> Task prompt:
Retype every entry below without any change.

> Records for this task:
%%

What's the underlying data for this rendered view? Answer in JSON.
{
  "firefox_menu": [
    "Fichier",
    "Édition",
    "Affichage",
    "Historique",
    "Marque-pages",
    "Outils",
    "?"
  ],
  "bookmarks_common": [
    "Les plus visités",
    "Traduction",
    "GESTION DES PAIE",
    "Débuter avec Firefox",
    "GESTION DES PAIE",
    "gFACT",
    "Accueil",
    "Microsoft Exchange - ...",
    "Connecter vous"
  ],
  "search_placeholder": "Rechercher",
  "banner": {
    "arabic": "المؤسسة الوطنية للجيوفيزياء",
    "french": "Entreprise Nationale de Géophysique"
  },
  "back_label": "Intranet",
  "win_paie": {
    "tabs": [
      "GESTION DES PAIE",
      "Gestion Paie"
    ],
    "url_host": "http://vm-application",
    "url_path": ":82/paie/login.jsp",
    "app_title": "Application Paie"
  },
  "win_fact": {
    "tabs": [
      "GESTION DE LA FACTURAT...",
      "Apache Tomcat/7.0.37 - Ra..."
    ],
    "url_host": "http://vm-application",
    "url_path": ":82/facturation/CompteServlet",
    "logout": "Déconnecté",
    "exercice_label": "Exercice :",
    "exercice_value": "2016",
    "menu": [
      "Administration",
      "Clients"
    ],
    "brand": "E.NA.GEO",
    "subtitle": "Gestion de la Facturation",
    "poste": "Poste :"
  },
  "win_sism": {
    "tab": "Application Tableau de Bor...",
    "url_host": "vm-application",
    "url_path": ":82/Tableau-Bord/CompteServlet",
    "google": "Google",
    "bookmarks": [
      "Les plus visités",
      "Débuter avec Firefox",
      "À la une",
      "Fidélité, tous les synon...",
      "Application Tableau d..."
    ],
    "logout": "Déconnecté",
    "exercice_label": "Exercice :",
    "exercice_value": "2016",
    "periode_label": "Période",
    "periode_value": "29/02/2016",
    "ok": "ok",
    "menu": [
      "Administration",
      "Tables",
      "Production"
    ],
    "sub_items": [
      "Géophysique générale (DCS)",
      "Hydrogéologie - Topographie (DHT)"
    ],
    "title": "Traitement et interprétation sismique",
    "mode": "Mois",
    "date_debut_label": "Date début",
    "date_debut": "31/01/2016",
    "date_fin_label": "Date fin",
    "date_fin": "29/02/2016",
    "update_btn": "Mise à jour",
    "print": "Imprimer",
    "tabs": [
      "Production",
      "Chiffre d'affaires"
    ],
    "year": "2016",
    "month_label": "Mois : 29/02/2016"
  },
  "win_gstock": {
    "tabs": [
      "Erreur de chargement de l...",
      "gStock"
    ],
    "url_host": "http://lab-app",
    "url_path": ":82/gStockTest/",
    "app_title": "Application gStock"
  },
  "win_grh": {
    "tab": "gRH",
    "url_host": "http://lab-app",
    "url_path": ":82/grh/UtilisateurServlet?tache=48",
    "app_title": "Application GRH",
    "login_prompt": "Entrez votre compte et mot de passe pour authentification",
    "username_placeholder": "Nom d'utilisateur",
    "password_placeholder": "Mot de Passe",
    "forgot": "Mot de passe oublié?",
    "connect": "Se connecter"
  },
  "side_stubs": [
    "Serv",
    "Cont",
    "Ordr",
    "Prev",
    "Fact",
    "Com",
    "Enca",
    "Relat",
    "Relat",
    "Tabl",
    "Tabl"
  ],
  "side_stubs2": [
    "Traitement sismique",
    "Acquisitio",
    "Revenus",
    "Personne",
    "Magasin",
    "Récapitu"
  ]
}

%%

> Answer to the problem:
What's the underlying data for this rendered view? Answer in JSON.
{
  "firefox_menu": [
    "Fichier",
    "Édition",
    "Affichage",
    "Historique",
    "Marque-pages",
    "Outils",
    "?"
  ],
  "bookmarks_common": [
    "Les plus visités",
    "Traduction",
    "GESTION DES PAIE",
    "Débuter avec Firefox",
    "GESTION DES PAIE",
    "gFACT",
    "Accueil",
    "Microsoft Exchange - ...",
    "Connecter vous"
  ],
  "search_placeholder": "Rechercher",
  "banner": {
    "arabic": "المؤسسة الوطنية للجيوفيزياء",
    "french": "Entreprise Nationale de Géophysique"
  },
  "back_label": "Intranet",
  "win_paie": {
    "tabs": [
      "GESTION DES PAIE",
      "Gestion Paie"
    ],
    "url_host": "http://vm-application",
    "url_path": ":82/paie/login.jsp",
    "app_title": "Application Paie"
  },
  "win_fact": {
    "tabs": [
      "GESTION DE LA FACTURAT...",
      "Apache Tomcat/7.0.37 - Ra..."
    ],
    "url_host": "http://vm-application",
    "url_path": ":82/facturation/CompteServlet",
    "logout": "Déconnecté",
    "exercice_label": "Exercice :",
    "exercice_value": "2016",
    "menu": [
      "Administration",
      "Clients"
    ],
    "brand": "E.NA.GEO",
    "subtitle": "Gestion de la Facturation",
    "poste": "Poste :"
  },
  "win_sism": {
    "tab": "Application Tableau de Bor...",
    "url_host": "vm-application",
    "url_path": ":82/Tableau-Bord/CompteServlet",
    "google": "Google",
    "bookmarks": [
      "Les plus visités",
      "Débuter avec Firefox",
      "À la une",
      "Fidélité, tous les synon...",
      "Application Tableau d..."
    ],
    "logout": "Déconnecté",
    "exercice_label": "Exercice :",
    "exercice_value": "2016",
    "periode_label": "Période",
    "periode_value": "29/02/2016",
    "ok": "ok",
    "menu": [
      "Administration",
      "Tables",
      "Production"
    ],
    "sub_items": [
      "Géophysique générale (DCS)",
      "Hydrogéologie - Topographie (DHT)"
    ],
    "title": "Traitement et interprétation sismique",
    "mode": "Mois",
    "date_debut_label": "Date début",
    "date_debut": "31/01/2016",
    "date_fin_label": "Date fin",
    "date_fin": "29/02/2016",
    "update_btn": "Mise à jour",
    "print": "Imprimer",
    "tabs": [
      "Production",
      "Chiffre d'affaires"
    ],
    "year": "2016",
    "month_label": "Mois : 29/02/2016"
  },
  "win_gstock": {
    "tabs": [
      "Erreur de chargement de l...",
      "gStock"
    ],
    "url_host": "http://lab-app",
    "url_path": ":82/gStockTest/",
    "app_title": "Application gStock"
  },
  "win_grh": {
    "tab": "gRH",
    "url_host": "http://lab-app",
    "url_path": ":82/grh/UtilisateurServlet?tache=48",
    "app_title": "Application GRH",
    "login_prompt": "Entrez votre compte et mot de passe pour authentification",
    "username_placeholder": "Nom d'utilisateur",
    "password_placeholder": "Mot de Passe",
    "forgot": "Mot de passe oublié?",
    "connect": "Se connecter"
  },
  "side_stubs": [
    "Serv",
    "Cont",
    "Ordr",
    "Prev",
    "Fact",
    "Com",
    "Enca",
    "Relat",
    "Relat",
    "Tabl",
    "Tabl"
  ],
  "side_stubs2": [
    "Traitement sismique",
    "Acquisitio",
    "Revenus",
    "Personne",
    "Magasin",
    "Récapitu"
  ]
}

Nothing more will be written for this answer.